February 20, 2013 | | Leave a Comment
by Jacob Derr, Editor
On December 7, 2012, the Election Law Program held its third war game scenario in Neenah, Wisconsin. The war game focused on potential overvoting and the rights of Wisconsin voters to override their spoiled votes in a hypothetical governor’s race.
Carey Kleinman voted absentee several weeks before the election for governor of the state of Wisconsin, but due to a confusing error in ballot design, she accidentally voted for two gubernatorial candidates. The Republican, Democrat, and Green Party candidates were each listed on their own line, and then three other third party candidates were listed in a box next to the lines. Many voters, like Ms. Kleinman, mistakenly voted for two of these candidates–one from the box, and one from the lines. Ms. Kleinman is joined by 247 other absentee voters who believe their ballot may be spoiled.
There are two statutes in the state which pertain to accidental overvoting. The first allows a voter on Election Day “who, by accident or mistake, spoils or erroneously prepares a ballot” to “receive another, by returning the defective ballot.” Wis. Stat. §6.80(2)(c). Their initial vote is destroyed, and the re-vote is counted. On the other hand, another statute disallows absentee voters who mail or deliver a ballot to the clerk from getting another ballot from the county clerk, and they may not vote a second on Election Day. Wis. Stat. §6.86(6). All of the counties except for Stone County, where the plaintiffs reside, chose to allow absentee voters to re-cast their vote under a reading of the first statute. Read more
by Jacob Derr & Tony Glosson, Editors
Doug Chapin is the Director of the Program for Excellence in Election Administration at the University of Minnesota’s Humphrey School of Public Affairs. His Election Academy seeks to provide education and research to help election administrators improve and adapt their performance in the future. He spent ten years at the Pew Charitable Trusts working for voting reform at the national and state level, and to improve voting technology, including internet and mobile applications. He will be moderating panelists at the Seventh Annual Election Law Symposium at William & Mary Law School this Thursday, February 21, 2013. We asked him a few questions in advance of his appearance….
by Jacob Derr & Tony Glosson, Editors
Dr. Paul Herrnson is the director of the Center for American Politics and Citizenship and a Professor of Government and Politics at the University of Maryland. He is also the principal investigator of a project funded by the Maryland State Board of Elections which is designed to research campaign financce and voting in the state and also to design a method to deliver absentee ballots over the internet. Dr. Herrnson’s scholarship focuses on voting technology and ballot design.

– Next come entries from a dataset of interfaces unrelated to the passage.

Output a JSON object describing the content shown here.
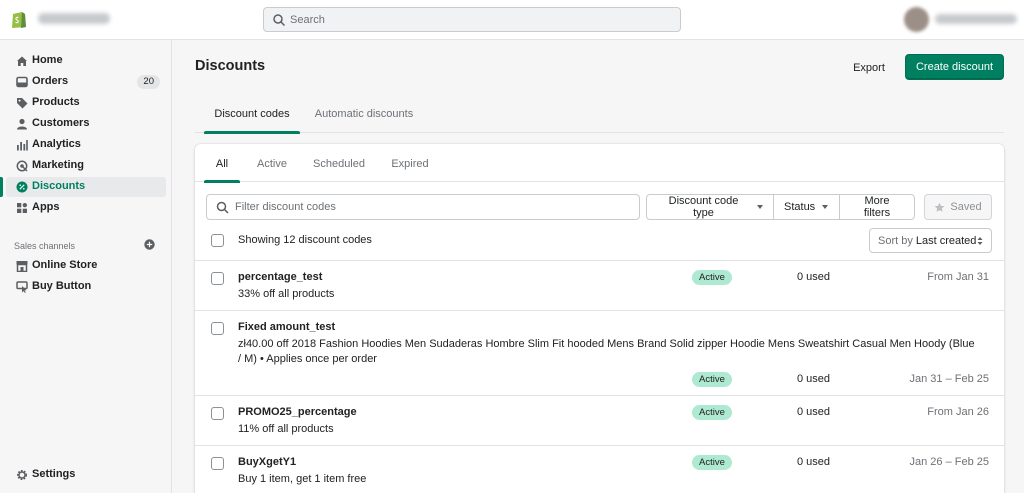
{
  "topbar": {
    "search_placeholder": "Search"
  },
  "sidebar": {
    "items": [
      {
        "label": "Home",
        "icon": "home-icon"
      },
      {
        "label": "Orders",
        "icon": "orders-icon",
        "badge": "20"
      },
      {
        "label": "Products",
        "icon": "tag-icon"
      },
      {
        "label": "Customers",
        "icon": "customer-icon"
      },
      {
        "label": "Analytics",
        "icon": "analytics-icon"
      },
      {
        "label": "Marketing",
        "icon": "marketing-icon"
      },
      {
        "label": "Discounts",
        "icon": "discount-icon",
        "active": true
      },
      {
        "label": "Apps",
        "icon": "apps-icon"
      }
    ],
    "sales_channels_title": "Sales channels",
    "channels": [
      {
        "label": "Online Store",
        "icon": "store-icon"
      },
      {
        "label": "Buy Button",
        "icon": "buy-button-icon"
      }
    ],
    "settings_label": "Settings"
  },
  "page": {
    "title": "Discounts",
    "export_label": "Export",
    "create_label": "Create discount",
    "tabs": [
      "Discount codes",
      "Automatic discounts"
    ]
  },
  "card": {
    "tabs": [
      "All",
      "Active",
      "Scheduled",
      "Expired"
    ],
    "filter_placeholder": "Filter discount codes",
    "filters": {
      "code_type": "Discount code type",
      "status": "Status",
      "more": "More filters",
      "saved": "Saved"
    },
    "showing": "Showing 12 discount codes",
    "sort_prefix": "Sort by",
    "sort_value": "Last created",
    "rows": [
      {
        "code": "percentage_test",
        "desc": "33% off all products",
        "status": "Active",
        "used": "0 used",
        "dates": "From Jan 31"
      },
      {
        "code": "Fixed amount_test",
        "desc": "zł40.00 off 2018 Fashion Hoodies Men Sudaderas Hombre Slim Fit hooded Mens Brand Solid zipper Hoodie Mens Sweatshirt Casual Men Hoody (Blue / M) • Applies once per order",
        "status": "Active",
        "used": "0 used",
        "dates": "Jan 31 – Feb 25"
      },
      {
        "code": "PROMO25_percentage",
        "desc": "11% off all products",
        "status": "Active",
        "used": "0 used",
        "dates": "From Jan 26"
      },
      {
        "code": "BuyXgetY1",
        "desc": "Buy 1 item, get 1 item free",
        "status": "Active",
        "used": "0 used",
        "dates": "Jan 26 – Feb 25"
      }
    ]
  },
  "colors": {
    "accent": "#008060",
    "status_active_bg": "#aee9d1"
  }
}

He was recently quoted by the New York Times explaining the causes of longer ballots in some states than in others. Dr. Herrnson will be a panelist at Thursday’s Seventh Annual William & Mary Election Law Symposium. In advance of the event, we asked him a few questions about voting technology, now and into the future.